+++ DATA +++

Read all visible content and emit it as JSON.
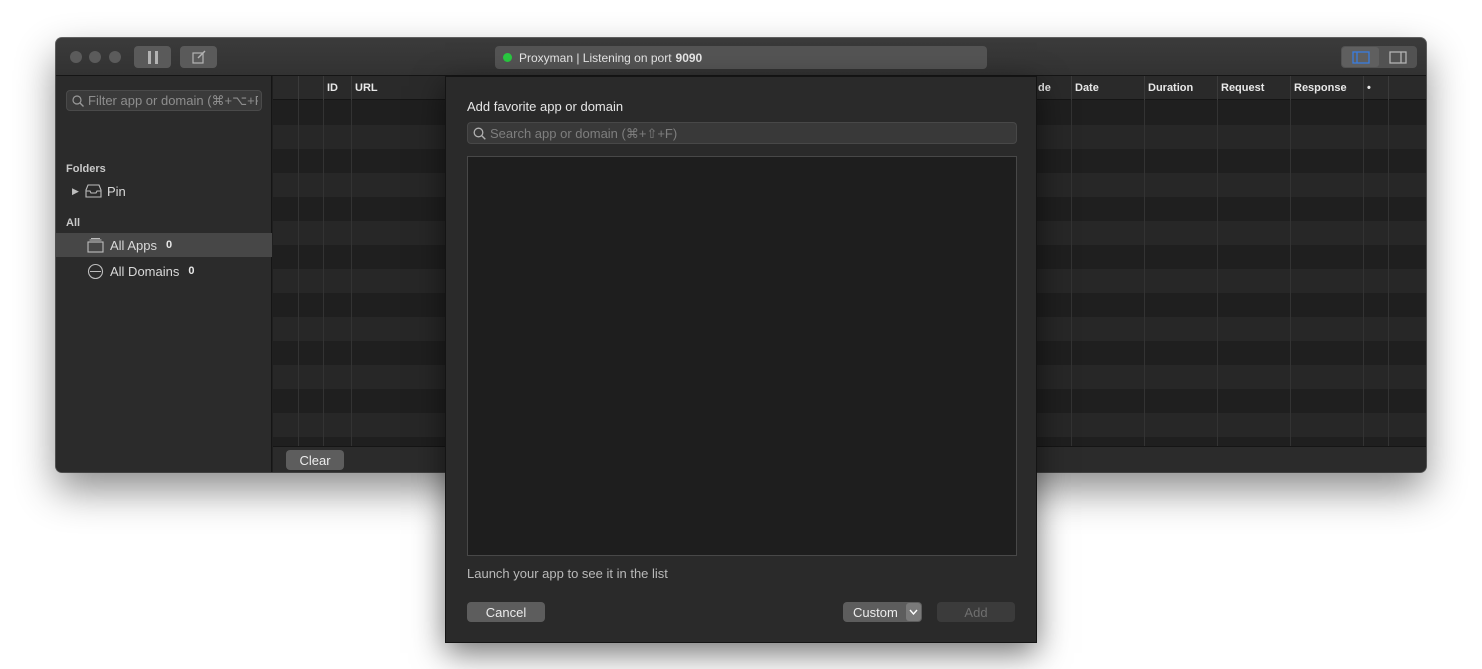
{
  "window": {
    "status_app": "Proxyman | Listening on port",
    "status_port": "9090",
    "status_color": "#29c940"
  },
  "sidebar": {
    "filter_placeholder": "Filter app or domain (⌘+⌥+F)",
    "folders_label": "Folders",
    "pin_label": "Pin",
    "all_label": "All",
    "items": [
      {
        "label": "All Apps",
        "count": "0",
        "icon": "apps-icon"
      },
      {
        "label": "All Domains",
        "count": "0",
        "icon": "globe-icon"
      }
    ]
  },
  "table": {
    "columns": [
      "ID",
      "URL",
      "de",
      "Date",
      "Duration",
      "Request",
      "Response",
      "•"
    ]
  },
  "bottom": {
    "clear_label": "Clear"
  },
  "dialog": {
    "title": "Add favorite app or domain",
    "search_placeholder": "Search app or domain (⌘+⇧+F)",
    "hint": "Launch your app to see it in the list",
    "cancel_label": "Cancel",
    "type_value": "Custom",
    "add_label": "Add"
  }
}
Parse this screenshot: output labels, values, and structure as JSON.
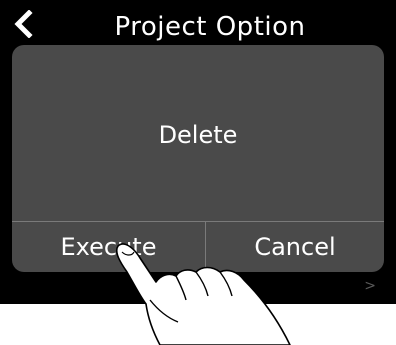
{
  "header": {
    "title": "Project Option",
    "back_icon": "chevron-left-icon"
  },
  "dialog": {
    "message": "Delete",
    "buttons": {
      "execute_label": "Execute",
      "cancel_label": "Cancel"
    }
  },
  "background": {
    "chevron_glyph": ">"
  },
  "colors": {
    "screen_bg": "#000000",
    "dialog_bg": "#4a4a4a",
    "divider": "#7a7a7a",
    "text": "#ffffff"
  }
}
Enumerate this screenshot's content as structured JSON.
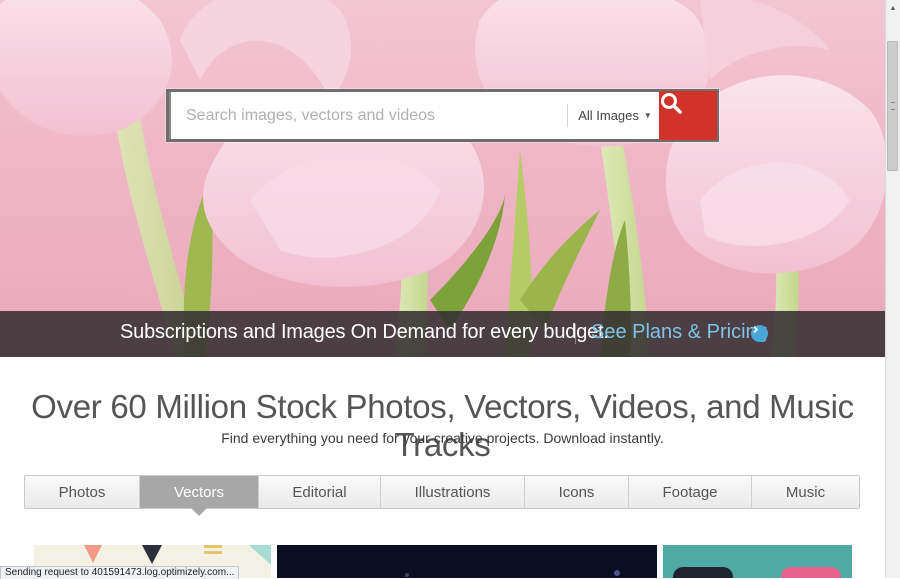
{
  "search": {
    "placeholder": "Search images, vectors and videos",
    "scope_label": "All Images",
    "button_icon": "search-icon"
  },
  "promo": {
    "text": "Subscriptions and Images On Demand for every budget.",
    "link": "See Plans & Pricing",
    "link_icon": "chevron-right-icon"
  },
  "headline": "Over 60 Million Stock Photos, Vectors, Videos, and Music Tracks",
  "subheadline": "Find everything you need for your creative projects. Download instantly.",
  "tabs": [
    {
      "label": "Photos",
      "active": false
    },
    {
      "label": "Vectors",
      "active": true
    },
    {
      "label": "Editorial",
      "active": false
    },
    {
      "label": "Illustrations",
      "active": false
    },
    {
      "label": "Icons",
      "active": false
    },
    {
      "label": "Footage",
      "active": false
    },
    {
      "label": "Music",
      "active": false
    }
  ],
  "status_bar": "Sending request to 401591473.log.optimizely.com...",
  "colors": {
    "search_button": "#d0332a",
    "promo_link": "#7fc3e6",
    "active_tab": "#a7a7a7"
  }
}
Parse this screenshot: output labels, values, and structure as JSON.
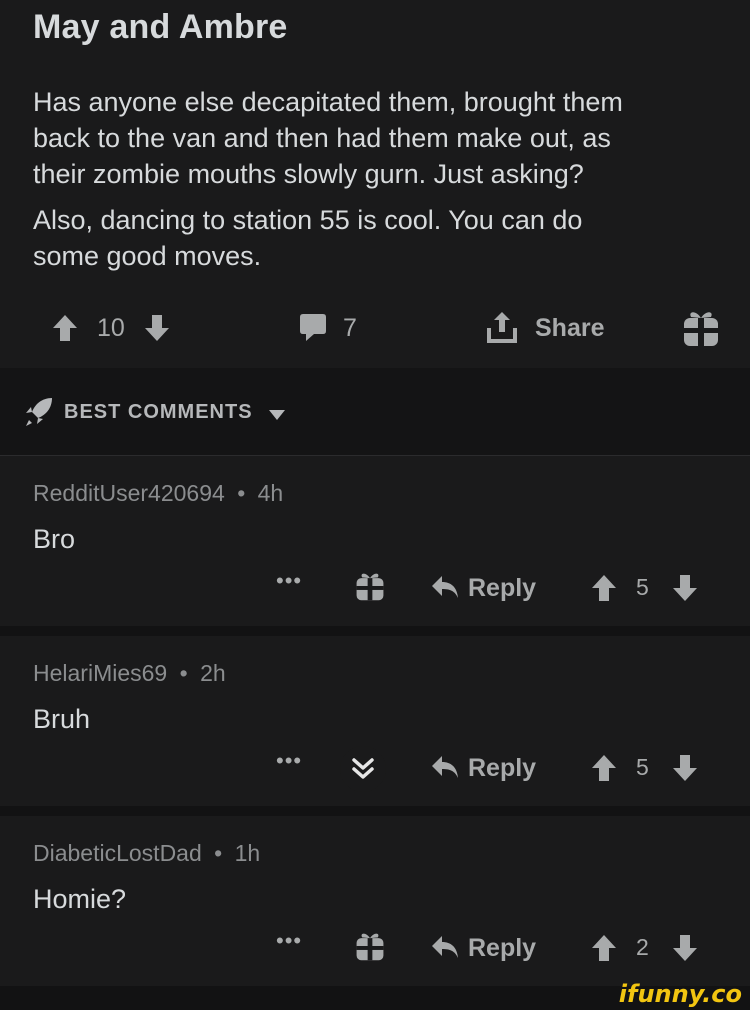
{
  "post": {
    "title": "May and Ambre",
    "body": [
      "Has anyone else decapitated them, brought them\nback to the van and then had them make out, as\ntheir zombie mouths slowly gurn. Just asking?",
      "Also, dancing to station 55 is cool. You can do\nsome good moves."
    ],
    "score": "10",
    "comment_count": "7",
    "share_label": "Share"
  },
  "sort": {
    "label": "BEST COMMENTS"
  },
  "comments": [
    {
      "author": "RedditUser420694",
      "age": "4h",
      "text": "Bro",
      "score": "5",
      "reply_label": "Reply"
    },
    {
      "author": "HelariMies69",
      "age": "2h",
      "text": "Bruh",
      "score": "5",
      "reply_label": "Reply"
    },
    {
      "author": "DiabeticLostDad",
      "age": "1h",
      "text": "Homie?",
      "score": "2",
      "reply_label": "Reply"
    }
  ],
  "more_label": "•••",
  "meta_separator": "•",
  "watermark": "ifunny.co",
  "colors": {
    "background": "#1a1a1b",
    "text": "#d7dadc",
    "muted": "#a8aaab",
    "watermark": "#f2c511"
  },
  "icons": [
    "arrow-up-icon",
    "arrow-down-icon",
    "comment-bubble-icon",
    "share-icon",
    "gift-icon",
    "rocket-icon",
    "caret-down-icon",
    "reply-arrow-icon",
    "double-chevron-down-icon"
  ]
}
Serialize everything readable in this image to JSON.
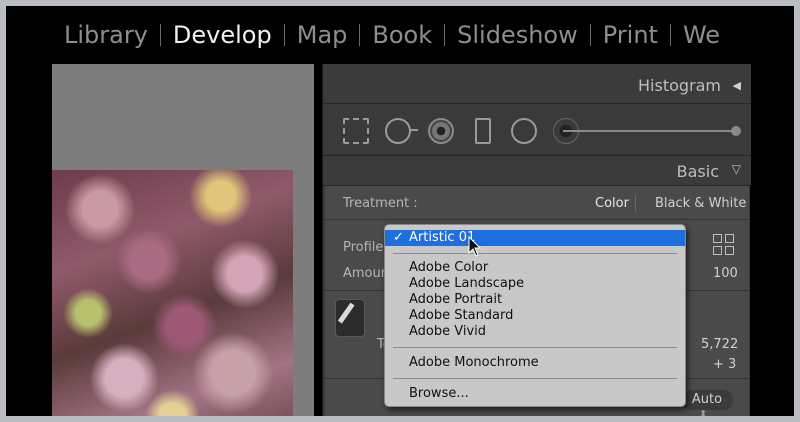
{
  "modules": [
    {
      "label": "Library",
      "active": false
    },
    {
      "label": "Develop",
      "active": true
    },
    {
      "label": "Map",
      "active": false
    },
    {
      "label": "Book",
      "active": false
    },
    {
      "label": "Slideshow",
      "active": false
    },
    {
      "label": "Print",
      "active": false
    },
    {
      "label": "We",
      "active": false
    }
  ],
  "histogram": {
    "title": "Histogram"
  },
  "basic": {
    "title": "Basic",
    "treatment_label": "Treatment :",
    "treatment_color": "Color",
    "treatment_bw": "Black & White",
    "profile_label": "Profile :",
    "amount_label": "Amount",
    "amount_value": "100",
    "temp_label_partial": "Te",
    "temp_value": "5,722",
    "tint_label_partial": "T",
    "tint_value": "+ 3",
    "auto_label": "Auto"
  },
  "profile_menu": {
    "selected": "Artistic 01",
    "groups": [
      [
        "Adobe Color",
        "Adobe Landscape",
        "Adobe Portrait",
        "Adobe Standard",
        "Adobe Vivid"
      ],
      [
        "Adobe Monochrome"
      ],
      [
        "Browse..."
      ]
    ],
    "selection_color": "#1d6fe0"
  }
}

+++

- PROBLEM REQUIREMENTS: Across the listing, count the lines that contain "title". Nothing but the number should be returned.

- YOUR RESPONSE: 5